Data records:
▼
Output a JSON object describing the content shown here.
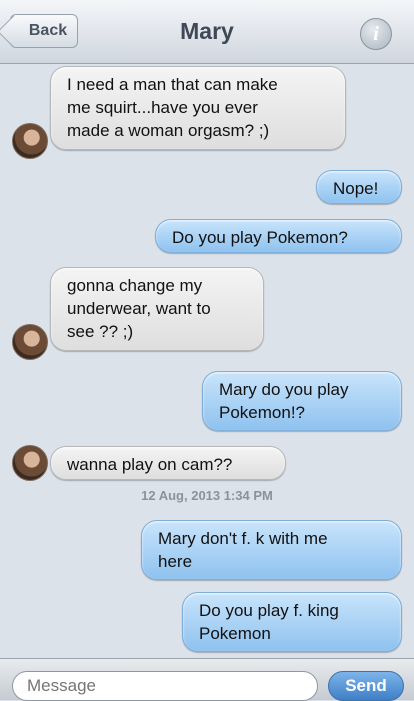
{
  "header": {
    "back_label": "Back",
    "title": "Mary",
    "info_icon": "info-icon"
  },
  "messages": [
    {
      "from": "Mary",
      "direction": "incoming",
      "text": "I need a man that can make\nme squirt...have you ever\nmade a woman orgasm? ;)"
    },
    {
      "from": "me",
      "direction": "outgoing",
      "text": "Nope!"
    },
    {
      "from": "me",
      "direction": "outgoing",
      "text": "Do you play Pokemon?"
    },
    {
      "from": "Mary",
      "direction": "incoming",
      "text": "gonna change my\nunderwear, want to\nsee ?? ;)"
    },
    {
      "from": "me",
      "direction": "outgoing",
      "text": "Mary do you play\nPokemon!?"
    },
    {
      "from": "Mary",
      "direction": "incoming",
      "text": "wanna play on cam??"
    },
    {
      "from": "me",
      "direction": "outgoing",
      "text": "Mary don't f.  k with me\nhere"
    },
    {
      "from": "me",
      "direction": "outgoing",
      "text": "Do you play f. king\nPokemon"
    }
  ],
  "timestamp": "12 Aug, 2013 1:34 PM",
  "composer": {
    "placeholder": "Message",
    "send_label": "Send"
  },
  "colors": {
    "incoming_bubble": "#e6e6e6",
    "outgoing_bubble": "#a9d2f5",
    "background": "#dbe2ea",
    "send_button": "#3f7fc6"
  }
}
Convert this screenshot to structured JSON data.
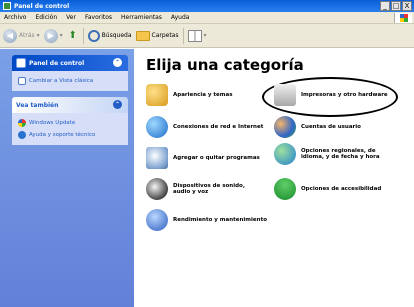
{
  "window": {
    "title": "Panel de control",
    "controls": [
      "_",
      "□",
      "X"
    ]
  },
  "menubar": [
    "Archivo",
    "Edición",
    "Ver",
    "Favoritos",
    "Herramientas",
    "Ayuda"
  ],
  "toolbar": {
    "back": "Atrás",
    "search": "Búsqueda",
    "folders": "Carpetas"
  },
  "sidebar": {
    "panel1": {
      "title": "Panel de control",
      "items": [
        {
          "label": "Cambiar a Vista clásica"
        }
      ]
    },
    "panel2": {
      "title": "Vea también",
      "items": [
        {
          "label": "Windows Update"
        },
        {
          "label": "Ayuda y soporte técnico"
        }
      ]
    }
  },
  "main": {
    "heading": "Elija una categoría",
    "categories": [
      {
        "label": "Apariencia y temas"
      },
      {
        "label": "Impresoras y otro hardware"
      },
      {
        "label": "Conexiones de red e Internet"
      },
      {
        "label": "Cuentas de usuario"
      },
      {
        "label": "Agregar o quitar programas"
      },
      {
        "label": "Opciones regionales, de idioma, y de fecha y hora"
      },
      {
        "label": "Dispositivos de sonido, audio y voz"
      },
      {
        "label": "Opciones de accesibilidad"
      },
      {
        "label": "Rendimiento y mantenimiento"
      }
    ]
  },
  "colors": {
    "titlebar": "#0a5fd8",
    "sidebar": "#7aa0e6",
    "link": "#215dc6",
    "highlight_circle": "#000000"
  }
}
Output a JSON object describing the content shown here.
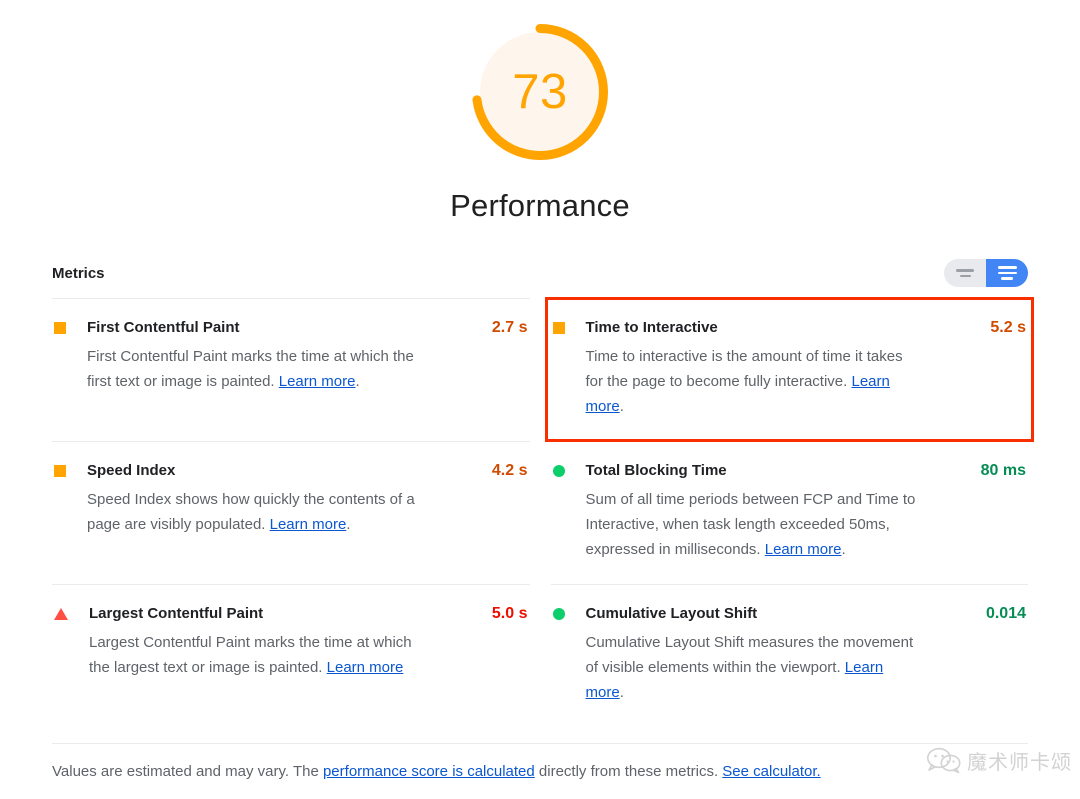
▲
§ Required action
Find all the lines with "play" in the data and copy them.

§ Answer below
      "text": "Do you play Pokemon?"
      "text": "Mary do you play\nPokemon!?"
      "text": "wanna play on cam??"
      "text": "Do you play f. king\nPokemon"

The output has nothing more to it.